▶ What the task requires: Set down each record exactly as written.

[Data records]
**********

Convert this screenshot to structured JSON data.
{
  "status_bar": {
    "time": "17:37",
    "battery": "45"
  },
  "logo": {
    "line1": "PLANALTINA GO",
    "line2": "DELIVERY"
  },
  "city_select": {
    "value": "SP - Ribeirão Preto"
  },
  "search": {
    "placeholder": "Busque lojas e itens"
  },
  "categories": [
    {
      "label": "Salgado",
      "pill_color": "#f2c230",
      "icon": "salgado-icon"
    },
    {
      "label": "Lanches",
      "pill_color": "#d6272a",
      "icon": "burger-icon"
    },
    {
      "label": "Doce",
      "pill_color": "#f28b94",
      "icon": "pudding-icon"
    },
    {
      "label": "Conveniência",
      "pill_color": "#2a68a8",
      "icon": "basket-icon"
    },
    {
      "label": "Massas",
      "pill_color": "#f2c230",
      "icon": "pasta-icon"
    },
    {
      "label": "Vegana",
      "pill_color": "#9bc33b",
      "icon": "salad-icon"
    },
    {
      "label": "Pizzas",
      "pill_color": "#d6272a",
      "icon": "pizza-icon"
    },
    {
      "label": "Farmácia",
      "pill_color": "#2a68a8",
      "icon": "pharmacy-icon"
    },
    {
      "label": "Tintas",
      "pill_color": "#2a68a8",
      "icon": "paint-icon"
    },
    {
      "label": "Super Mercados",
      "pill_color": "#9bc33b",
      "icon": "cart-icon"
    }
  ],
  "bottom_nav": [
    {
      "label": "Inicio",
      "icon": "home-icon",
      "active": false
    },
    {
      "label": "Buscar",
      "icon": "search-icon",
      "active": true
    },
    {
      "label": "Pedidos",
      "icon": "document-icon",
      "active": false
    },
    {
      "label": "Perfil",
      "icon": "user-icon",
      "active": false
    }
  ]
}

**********

▶ Written answer:
Convert this screenshot to structured JSON data.
{
  "status_bar": {
    "time": "17:37",
    "battery": "45"
  },
  "logo": {
    "line1": "PLANALTINA GO",
    "line2": "DELIVERY"
  },
  "city_select": {
    "value": "SP - Ribeirão Preto"
  },
  "search": {
    "placeholder": "Busque lojas e itens"
  },
  "categories": [
    {
      "label": "Salgado",
      "pill_color": "#f2c230",
      "icon": "salgado-icon"
    },
    {
      "label": "Lanches",
      "pill_color": "#d6272a",
      "icon": "burger-icon"
    },
    {
      "label": "Doce",
      "pill_color": "#f28b94",
      "icon": "pudding-icon"
    },
    {
      "label": "Conveniência",
      "pill_color": "#2a68a8",
      "icon": "basket-icon"
    },
    {
      "label": "Massas",
      "pill_color": "#f2c230",
      "icon": "pasta-icon"
    },
    {
      "label": "Vegana",
      "pill_color": "#9bc33b",
      "icon": "salad-icon"
    },
    {
      "label": "Pizzas",
      "pill_color": "#d6272a",
      "icon": "pizza-icon"
    },
    {
      "label": "Farmácia",
      "pill_color": "#2a68a8",
      "icon": "pharmacy-icon"
    },
    {
      "label": "Tintas",
      "pill_color": "#2a68a8",
      "icon": "paint-icon"
    },
    {
      "label": "Super Mercados",
      "pill_color": "#9bc33b",
      "icon": "cart-icon"
    }
  ],
  "bottom_nav": [
    {
      "label": "Inicio",
      "icon": "home-icon",
      "active": false
    },
    {
      "label": "Buscar",
      "icon": "search-icon",
      "active": true
    },
    {
      "label": "Pedidos",
      "icon": "document-icon",
      "active": false
    },
    {
      "label": "Perfil",
      "icon": "user-icon",
      "active": false
    }
  ]
}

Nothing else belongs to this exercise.